_Record set_.
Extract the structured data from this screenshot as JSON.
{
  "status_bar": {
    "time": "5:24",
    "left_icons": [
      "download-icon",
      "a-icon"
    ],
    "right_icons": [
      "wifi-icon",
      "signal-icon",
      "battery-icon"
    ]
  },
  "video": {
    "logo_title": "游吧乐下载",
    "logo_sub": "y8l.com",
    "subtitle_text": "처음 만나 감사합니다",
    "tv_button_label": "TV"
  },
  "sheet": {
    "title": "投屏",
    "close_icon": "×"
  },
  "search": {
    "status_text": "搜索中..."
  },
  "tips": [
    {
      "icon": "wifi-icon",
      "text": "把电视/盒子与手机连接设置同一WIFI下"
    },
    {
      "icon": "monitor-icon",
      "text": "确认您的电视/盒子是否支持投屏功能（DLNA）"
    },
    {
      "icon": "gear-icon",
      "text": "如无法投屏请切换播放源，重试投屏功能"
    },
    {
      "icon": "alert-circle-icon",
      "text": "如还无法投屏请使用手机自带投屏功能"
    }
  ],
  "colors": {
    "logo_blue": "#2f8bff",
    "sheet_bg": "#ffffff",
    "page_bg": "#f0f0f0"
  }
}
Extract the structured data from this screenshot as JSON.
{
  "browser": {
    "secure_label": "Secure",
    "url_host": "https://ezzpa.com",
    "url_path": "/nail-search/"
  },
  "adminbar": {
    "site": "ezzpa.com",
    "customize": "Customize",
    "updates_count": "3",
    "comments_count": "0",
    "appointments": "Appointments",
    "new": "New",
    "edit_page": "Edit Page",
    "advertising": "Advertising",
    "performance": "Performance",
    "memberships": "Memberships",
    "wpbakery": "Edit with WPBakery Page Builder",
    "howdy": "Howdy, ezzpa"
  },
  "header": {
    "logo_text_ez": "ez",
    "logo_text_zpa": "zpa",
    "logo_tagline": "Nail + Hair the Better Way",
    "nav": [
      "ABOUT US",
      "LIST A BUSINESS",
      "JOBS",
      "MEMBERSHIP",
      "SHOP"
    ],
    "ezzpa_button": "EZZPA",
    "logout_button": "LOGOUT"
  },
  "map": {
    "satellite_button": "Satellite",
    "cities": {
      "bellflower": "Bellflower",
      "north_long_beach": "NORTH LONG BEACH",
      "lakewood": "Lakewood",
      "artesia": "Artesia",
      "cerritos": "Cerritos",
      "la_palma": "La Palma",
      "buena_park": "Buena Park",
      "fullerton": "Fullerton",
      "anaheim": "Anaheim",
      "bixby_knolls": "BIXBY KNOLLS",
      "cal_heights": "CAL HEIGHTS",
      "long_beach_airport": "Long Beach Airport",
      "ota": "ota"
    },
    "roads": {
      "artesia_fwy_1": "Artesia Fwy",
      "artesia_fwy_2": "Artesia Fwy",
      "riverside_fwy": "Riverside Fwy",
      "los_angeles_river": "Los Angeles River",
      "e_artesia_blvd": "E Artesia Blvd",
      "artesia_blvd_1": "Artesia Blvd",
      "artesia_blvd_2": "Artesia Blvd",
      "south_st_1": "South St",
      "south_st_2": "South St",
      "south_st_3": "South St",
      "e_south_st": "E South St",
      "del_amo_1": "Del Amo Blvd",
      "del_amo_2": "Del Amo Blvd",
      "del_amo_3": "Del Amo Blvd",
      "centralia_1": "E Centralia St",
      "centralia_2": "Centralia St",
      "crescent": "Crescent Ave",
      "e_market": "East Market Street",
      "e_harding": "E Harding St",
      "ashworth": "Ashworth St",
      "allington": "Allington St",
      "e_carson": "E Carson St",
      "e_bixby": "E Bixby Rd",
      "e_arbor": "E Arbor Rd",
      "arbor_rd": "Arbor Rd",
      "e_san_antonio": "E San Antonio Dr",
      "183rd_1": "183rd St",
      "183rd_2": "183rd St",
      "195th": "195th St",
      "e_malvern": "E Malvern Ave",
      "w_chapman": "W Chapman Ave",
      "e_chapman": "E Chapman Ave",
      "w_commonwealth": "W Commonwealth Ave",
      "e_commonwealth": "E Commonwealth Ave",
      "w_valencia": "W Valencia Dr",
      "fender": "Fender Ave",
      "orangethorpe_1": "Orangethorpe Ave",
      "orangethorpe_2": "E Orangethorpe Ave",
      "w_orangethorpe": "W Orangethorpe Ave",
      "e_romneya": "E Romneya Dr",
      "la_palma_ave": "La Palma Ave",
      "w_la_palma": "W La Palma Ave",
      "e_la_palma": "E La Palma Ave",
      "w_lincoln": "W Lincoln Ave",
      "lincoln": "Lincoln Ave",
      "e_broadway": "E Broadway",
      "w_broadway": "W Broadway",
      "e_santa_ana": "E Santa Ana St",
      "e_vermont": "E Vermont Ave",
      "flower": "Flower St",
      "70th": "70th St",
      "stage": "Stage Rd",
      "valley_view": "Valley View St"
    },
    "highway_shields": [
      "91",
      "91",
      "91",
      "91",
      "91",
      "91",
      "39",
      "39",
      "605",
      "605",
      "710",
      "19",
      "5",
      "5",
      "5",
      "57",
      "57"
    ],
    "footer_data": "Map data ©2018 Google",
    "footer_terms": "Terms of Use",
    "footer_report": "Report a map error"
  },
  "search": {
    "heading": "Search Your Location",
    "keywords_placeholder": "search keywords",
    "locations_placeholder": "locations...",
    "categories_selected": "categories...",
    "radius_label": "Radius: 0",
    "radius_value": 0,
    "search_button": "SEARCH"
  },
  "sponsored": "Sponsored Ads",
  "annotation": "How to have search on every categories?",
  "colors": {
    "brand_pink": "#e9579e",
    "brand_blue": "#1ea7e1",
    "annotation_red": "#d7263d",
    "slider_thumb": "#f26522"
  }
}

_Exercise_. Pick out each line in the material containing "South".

_Solution to this problem_.
      "south_st_1": "South St",
      "south_st_2": "South St",
      "south_st_3": "South St",
      "e_south_st": "E South St",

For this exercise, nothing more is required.